*What to work on*:
Among the entries below, find every line that contains the string "data", then copy it.

_ _ _ _ _

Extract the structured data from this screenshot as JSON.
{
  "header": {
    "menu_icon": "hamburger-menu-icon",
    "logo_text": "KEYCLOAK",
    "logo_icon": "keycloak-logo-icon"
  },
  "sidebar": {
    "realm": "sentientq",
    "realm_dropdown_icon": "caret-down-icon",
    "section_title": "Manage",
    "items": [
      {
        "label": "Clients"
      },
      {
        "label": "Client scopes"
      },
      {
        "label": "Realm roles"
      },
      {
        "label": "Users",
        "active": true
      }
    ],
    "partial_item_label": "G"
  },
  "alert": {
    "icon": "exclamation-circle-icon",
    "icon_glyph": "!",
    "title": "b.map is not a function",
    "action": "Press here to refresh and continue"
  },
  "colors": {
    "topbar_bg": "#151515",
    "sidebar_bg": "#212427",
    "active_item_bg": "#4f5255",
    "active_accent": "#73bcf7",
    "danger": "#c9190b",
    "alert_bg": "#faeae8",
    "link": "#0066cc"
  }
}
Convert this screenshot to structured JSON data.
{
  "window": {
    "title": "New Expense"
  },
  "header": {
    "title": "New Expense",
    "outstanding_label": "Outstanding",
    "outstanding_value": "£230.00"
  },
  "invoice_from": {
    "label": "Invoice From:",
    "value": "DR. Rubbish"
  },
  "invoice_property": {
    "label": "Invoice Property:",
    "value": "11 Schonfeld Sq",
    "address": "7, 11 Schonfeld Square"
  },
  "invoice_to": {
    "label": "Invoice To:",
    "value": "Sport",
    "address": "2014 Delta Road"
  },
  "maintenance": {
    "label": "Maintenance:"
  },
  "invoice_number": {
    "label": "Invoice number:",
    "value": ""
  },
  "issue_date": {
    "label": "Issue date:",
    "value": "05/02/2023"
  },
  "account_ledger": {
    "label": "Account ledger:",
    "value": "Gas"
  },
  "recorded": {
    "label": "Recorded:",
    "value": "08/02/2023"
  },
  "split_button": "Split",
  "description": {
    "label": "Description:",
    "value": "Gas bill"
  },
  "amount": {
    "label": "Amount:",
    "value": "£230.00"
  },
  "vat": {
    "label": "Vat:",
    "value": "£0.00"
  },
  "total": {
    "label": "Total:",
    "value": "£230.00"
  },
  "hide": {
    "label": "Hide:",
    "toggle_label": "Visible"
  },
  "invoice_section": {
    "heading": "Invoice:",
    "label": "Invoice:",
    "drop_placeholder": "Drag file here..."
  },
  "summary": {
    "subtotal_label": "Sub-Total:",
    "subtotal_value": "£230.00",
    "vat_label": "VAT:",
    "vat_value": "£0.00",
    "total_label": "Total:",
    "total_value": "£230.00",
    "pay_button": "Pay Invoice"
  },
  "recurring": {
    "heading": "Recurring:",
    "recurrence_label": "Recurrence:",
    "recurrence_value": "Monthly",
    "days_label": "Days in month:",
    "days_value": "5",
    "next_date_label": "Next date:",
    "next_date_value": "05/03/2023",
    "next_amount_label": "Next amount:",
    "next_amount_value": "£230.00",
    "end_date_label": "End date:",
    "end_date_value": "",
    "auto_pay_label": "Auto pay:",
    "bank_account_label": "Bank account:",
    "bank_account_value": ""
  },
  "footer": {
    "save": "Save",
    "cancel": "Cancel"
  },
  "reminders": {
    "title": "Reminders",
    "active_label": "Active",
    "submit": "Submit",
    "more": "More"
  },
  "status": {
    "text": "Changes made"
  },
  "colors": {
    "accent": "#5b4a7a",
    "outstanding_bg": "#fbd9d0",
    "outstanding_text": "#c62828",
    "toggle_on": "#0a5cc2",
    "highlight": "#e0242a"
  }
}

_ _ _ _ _

*Written response*:
Extract the structured data from this screenshot as JSON.
Convert this screenshot to structured JSON data.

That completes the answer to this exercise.